SUPPLIED RECORDS:
"""
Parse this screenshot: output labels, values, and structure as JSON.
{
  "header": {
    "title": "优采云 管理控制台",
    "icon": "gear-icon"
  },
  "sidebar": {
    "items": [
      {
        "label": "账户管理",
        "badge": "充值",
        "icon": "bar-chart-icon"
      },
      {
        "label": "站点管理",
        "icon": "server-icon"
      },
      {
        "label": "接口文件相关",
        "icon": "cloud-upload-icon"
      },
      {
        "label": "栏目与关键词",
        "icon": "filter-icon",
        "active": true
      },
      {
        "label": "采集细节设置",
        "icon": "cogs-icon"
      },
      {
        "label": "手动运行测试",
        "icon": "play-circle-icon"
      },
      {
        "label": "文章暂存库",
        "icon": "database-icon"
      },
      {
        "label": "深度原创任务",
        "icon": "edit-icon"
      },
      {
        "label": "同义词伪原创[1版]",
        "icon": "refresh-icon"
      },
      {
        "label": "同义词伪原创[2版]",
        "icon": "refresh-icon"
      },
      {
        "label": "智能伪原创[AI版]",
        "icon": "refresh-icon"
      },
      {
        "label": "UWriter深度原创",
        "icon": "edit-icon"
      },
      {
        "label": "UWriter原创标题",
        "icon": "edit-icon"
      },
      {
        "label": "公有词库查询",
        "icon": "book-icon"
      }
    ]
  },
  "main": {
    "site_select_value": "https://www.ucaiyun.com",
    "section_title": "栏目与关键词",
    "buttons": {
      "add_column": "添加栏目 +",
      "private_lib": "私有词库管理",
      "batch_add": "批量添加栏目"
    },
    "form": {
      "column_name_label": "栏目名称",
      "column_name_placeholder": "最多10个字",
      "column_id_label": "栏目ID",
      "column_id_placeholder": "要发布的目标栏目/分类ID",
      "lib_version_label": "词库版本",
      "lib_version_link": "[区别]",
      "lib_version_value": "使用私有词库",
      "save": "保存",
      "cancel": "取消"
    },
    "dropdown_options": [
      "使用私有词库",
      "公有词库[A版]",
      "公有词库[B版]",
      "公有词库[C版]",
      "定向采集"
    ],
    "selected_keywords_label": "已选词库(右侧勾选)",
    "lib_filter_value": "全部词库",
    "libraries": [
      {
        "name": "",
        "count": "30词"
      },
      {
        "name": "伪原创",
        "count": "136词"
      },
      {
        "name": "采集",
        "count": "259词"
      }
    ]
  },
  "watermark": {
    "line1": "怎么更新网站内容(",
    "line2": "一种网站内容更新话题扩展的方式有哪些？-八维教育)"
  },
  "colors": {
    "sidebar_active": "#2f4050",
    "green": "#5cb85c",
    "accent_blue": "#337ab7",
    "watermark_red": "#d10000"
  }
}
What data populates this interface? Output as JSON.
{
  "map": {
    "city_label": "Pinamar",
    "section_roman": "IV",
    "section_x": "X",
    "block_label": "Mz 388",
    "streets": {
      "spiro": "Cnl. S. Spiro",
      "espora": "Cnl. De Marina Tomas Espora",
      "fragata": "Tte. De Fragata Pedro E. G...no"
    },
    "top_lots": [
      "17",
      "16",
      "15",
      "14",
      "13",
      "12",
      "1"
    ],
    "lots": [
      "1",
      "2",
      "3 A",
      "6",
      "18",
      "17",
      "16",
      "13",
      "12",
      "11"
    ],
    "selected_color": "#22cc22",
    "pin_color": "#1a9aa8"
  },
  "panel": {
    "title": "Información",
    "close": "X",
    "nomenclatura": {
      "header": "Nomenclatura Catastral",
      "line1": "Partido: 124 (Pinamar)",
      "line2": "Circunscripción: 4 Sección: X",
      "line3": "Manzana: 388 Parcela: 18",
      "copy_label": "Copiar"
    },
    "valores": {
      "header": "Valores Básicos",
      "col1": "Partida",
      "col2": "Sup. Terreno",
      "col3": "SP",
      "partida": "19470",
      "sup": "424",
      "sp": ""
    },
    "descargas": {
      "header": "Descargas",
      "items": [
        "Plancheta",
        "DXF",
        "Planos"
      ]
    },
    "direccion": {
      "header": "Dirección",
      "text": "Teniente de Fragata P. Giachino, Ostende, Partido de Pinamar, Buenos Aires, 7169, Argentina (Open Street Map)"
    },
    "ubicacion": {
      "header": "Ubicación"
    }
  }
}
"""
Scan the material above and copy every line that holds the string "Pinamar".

    "city_label": "Pinamar",
      "line1": "Partido: 124 (Pinamar)",
      "text": "Teniente de Fragata P. Giachino, Ostende, Partido de Pinamar, Buenos Aires, 7169, Argentina (Open Street Map)"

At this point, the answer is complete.